Effectiveness of twice a week prophylaxis with atovaquone-proguanil (Malarone®) in long-term travellers to West Africa.J Travel Med. 2016 Jun; 23(6)JT
Current guidelines recommend daily dosing of atovaquone-proguanil (AP), beginning a day before travel to endemic areas and continuing for 7 days after departure. Adherence of long-term travellers to daily malaria chemoprophylaxis tends to be poor, even when residing in highly endemic malaria regions. Evidence from a volunteer challenging study suggests that non-daily, longer intervals dosing of AP provides effective protection against Plasmodium falciparum This study examines the effectiveness of twice weekly AP prophylaxis in long-term travellers to highly endemic P. falciparum areas in West Africa.
An observational surveillance study aimed to detect prophylactic failures associated with twice weekly AP, during the years 2013-2014, among long-term expatriates in two sites in West Africa. The expatriates were divided according to the malaria prophylaxis regimen taken: AP twice weekly; mefloquine once weekly and a group refusing to take prophylaxis. Malaria events were recorded for each group. The incidence-density of malaria was calculated by dividing malaria events per number of person-months at risk.

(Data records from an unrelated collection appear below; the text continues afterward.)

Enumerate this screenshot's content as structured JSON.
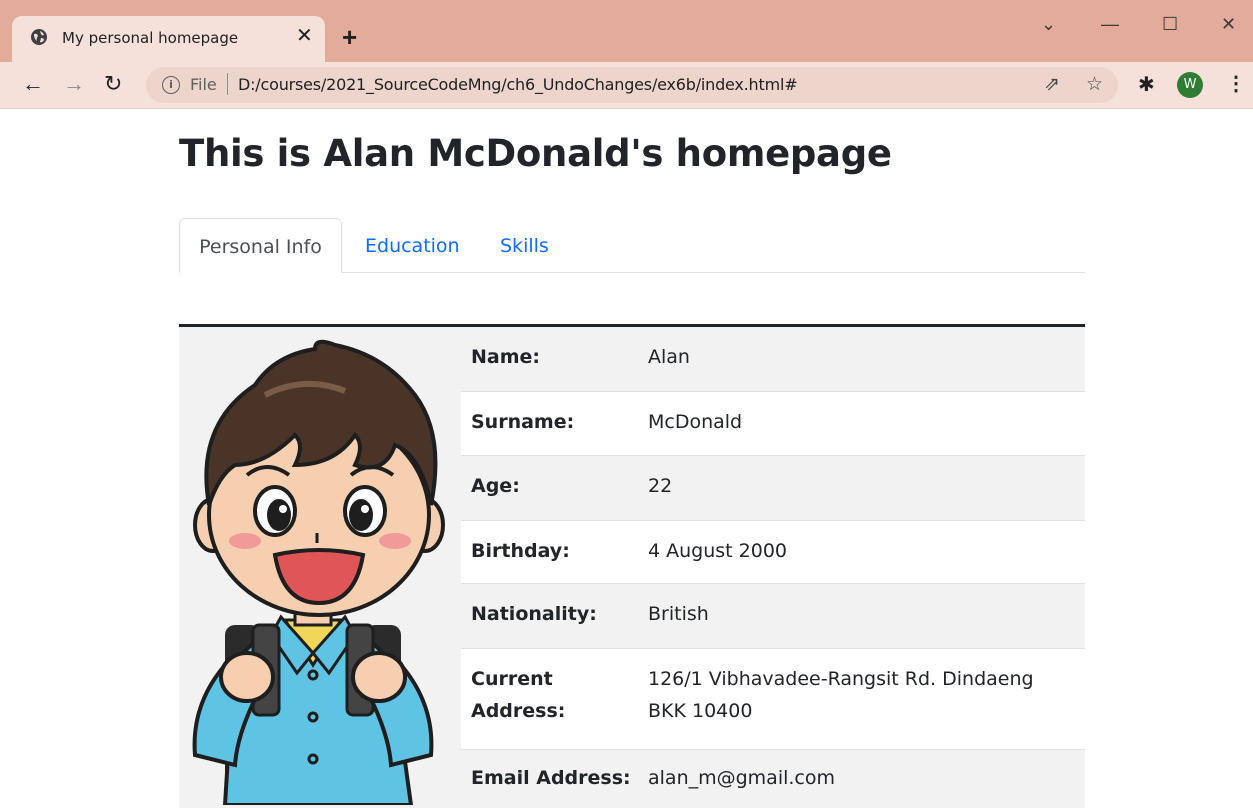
{
  "browser": {
    "tab_title": "My personal homepage",
    "url_scheme": "File",
    "url": "D:/courses/2021_SourceCodeMng/ch6_UndoChanges/ex6b/index.html#",
    "profile_initial": "W"
  },
  "page": {
    "title": "This is Alan McDonald's homepage",
    "tabs": [
      {
        "label": "Personal Info",
        "active": true
      },
      {
        "label": "Education",
        "active": false
      },
      {
        "label": "Skills",
        "active": false
      }
    ],
    "info": [
      {
        "label": "Name:",
        "value": "Alan"
      },
      {
        "label": "Surname:",
        "value": "McDonald"
      },
      {
        "label": "Age:",
        "value": "22"
      },
      {
        "label": "Birthday:",
        "value": "4 August 2000"
      },
      {
        "label": "Nationality:",
        "value": "British"
      },
      {
        "label": "Current Address:",
        "value": "126/1 Vibhavadee-Rangsit Rd. Dindaeng BKK 10400"
      },
      {
        "label": "Email Address:",
        "value": "alan_m@gmail.com"
      }
    ]
  },
  "colors": {
    "chrome_frame": "#e3ab9a",
    "chrome_toolbar": "#f6e1da",
    "link": "#0d6efd",
    "text": "#212529",
    "stripe": "#f2f2f2"
  }
}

Among 122 expatriates to West Africa the malaria rates were: 11.7/1000 person-months in the group with no-prophylaxis (n = 63); 2.06/1000 person-months in the 40 expatriates taking mefloquine (P = 0.006) and no cases of malaria (0/391 person-months, P = 0.01) in the twice weekly AP group (n = 33).
No prophylaxis failures were detected among the group of expatriates taking AP prophylaxis twice weekly compared with 11.7/1000 person-months among the no-prophylaxis group. Twice weekly AP prophylaxis may be an acceptable approach for long-term travellers who are unwilling to adhere to malaria chemoprophylaxis guidelines.